Late last month, Travis County recorded its first measles case in two decades. It stemmed from an individual who had traveled abroad. Austin Public Health says the incubation period, which lasts from 10 to 14 days, is now over and there have been no new cases.

Julia Reihs/KUT

Texas has a thing about being number one. But when it comes to the state of Texans' health, it ranks below the middle of the pack, and it's falling. The United Health Foundation ranked Texas 34th in the country in its 2017 annual report. But there's something that could help: this year's Healthier Texas Summit kicks off in Austin on Oct. 25; it's a conference about how everyday people can achieve healthier outcomes in their own community.

Dr. David Lakey is vice chancellor for health affairs at the University of Texas System, and is also an organizer of the event. Lakey says while the overall focus of the summit is how to improve health within our communities, there's also a focus on health policy in the upcoming legislative session.

Martin do Nascimento / KUT

The city has given the go-ahead to a contract that would keep its portable public toilet operating for the next five years. The 24-hour toilet, which aims to keep the downtown area clean over special events like this weekend's Austin City Limits Festival, will cost Austin $115,000 this year.  

Emree Weaver for KUT

During the last legislative session, state lawmakers eliminated funding for the Office of Minority Health Statistics and Engagement. It's last day was Aug. 31. 

The agency was small. Its budget was about $2 million. It had about two dozen full-time employees. Yet, it was trying to solve one of the biggest problems facing the state: racial inequities in government services. In other words, the agency was trying to tackle institutional racism.

Pavel Mezihorak for KUT

Austin leads the nation in its balance of lower and higher incomes, according to a new online public health database from the Department of Population Health at the NYU School of Medicine.

thespeakernews via flickr

Public health officials in Dallas County have confirmed the first sexually transmitted case of the Zika virus, which is said to be linked to birth defects.

The virus is typically transmitted by mosquitoes, but Dallas County Health and Human Services said Tuesday that an unidentified person had been infected by sexual transmission — the first confirmed case of a person acquiring the virus in the continental United States.

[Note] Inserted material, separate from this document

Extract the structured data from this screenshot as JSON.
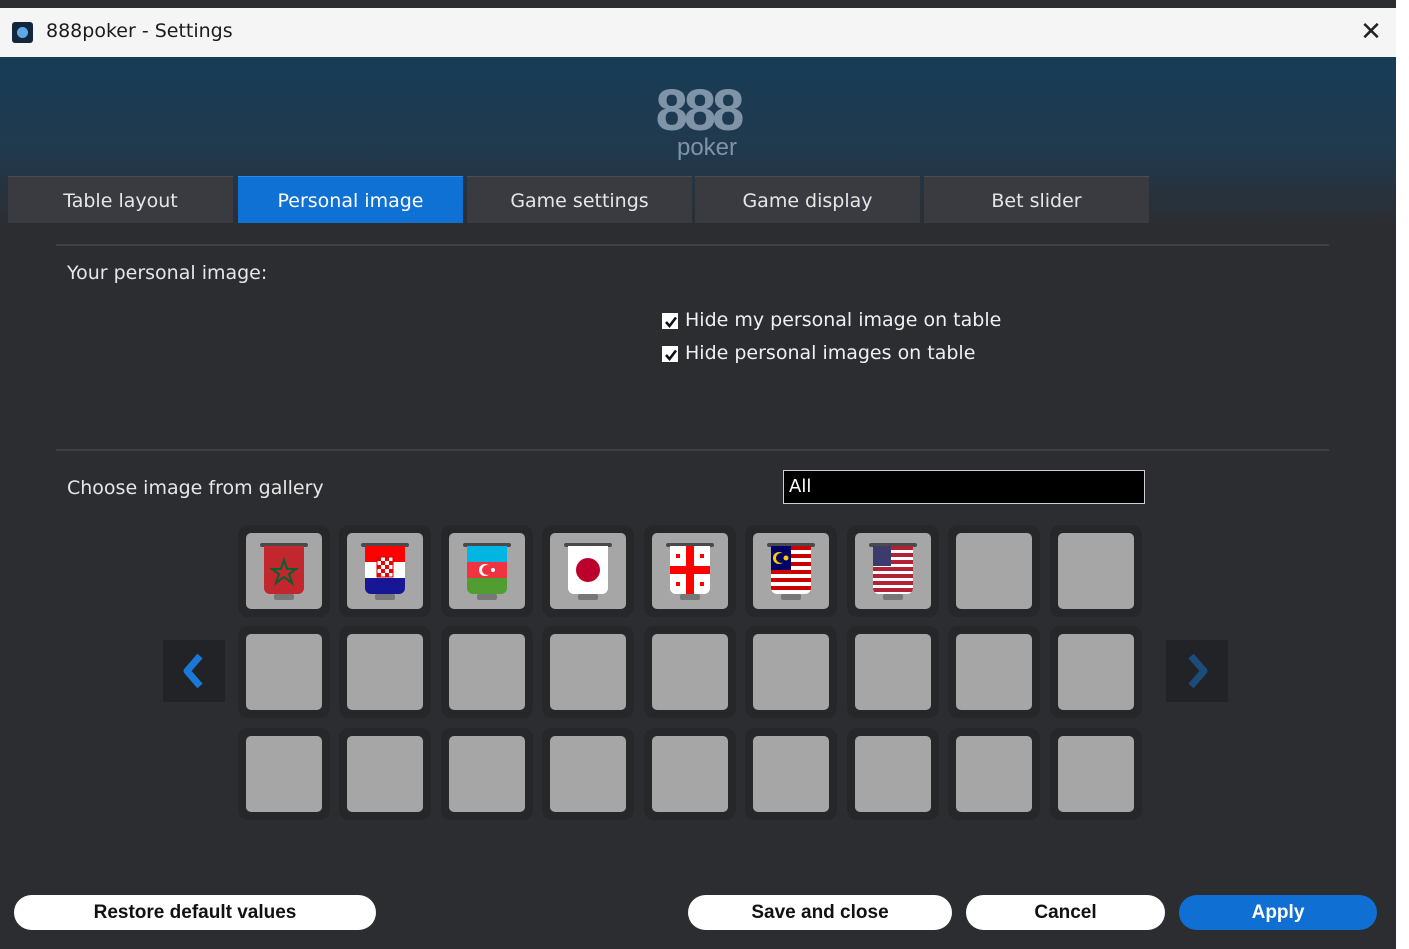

The U.S. Centers for Disease Control and Prevention confirmed the transmission Tuesday.

KUT News

Texas has been criticized lately for the amount the state spends on public health, which includes things like vaccination programs, programs aimed at reducing obesity, tobacco use and diseases like asthma, HIV and diabetes.

Public health also includes tracking and containing disease outbreaks, which is getting more attention since Texas had the first Ebola case in the U.S.

Image courtesy portlandonline.com

You can add another entry to the list of big city amenities Austin is missing: a professional sports team, a subway system, and now – ubiquitous public toilets.

The Atlantic Cities blog has a paean to the Portland Loo, a standalone toilet free to the public, as the Rose City prepares to launch their fifth public restroom with – what else? – an inaugural flush.

To what does Atlantic Cities attribute the Loos’ success? A minimal, “defense-first design” that puts a spigot for washing up outside; sturdy, reinforced doors; and bars at the top and bottom of the structure.

Photo by BrittneyBush http://www.flickr.com/photos/tzofia/

Armadillos aren't known for being particularly cuddly. But a new study may offer a better reason never to pick up one of the armor-plated critters: they can spread leprosy.

Hand position for vaccination
Image courtesy Centers for Disease Control and Prevention

Texas scored 7 out of 10 in public health emergency readiness, according to a new report issued today by the Robert Wood Johnson Foundation and Trust For America's Health. The study lauds Texas for improving health spending over the past couple years, but warns that the state's looming budget shortfall could reduce our ability to deal with epidemics and bioterrorism.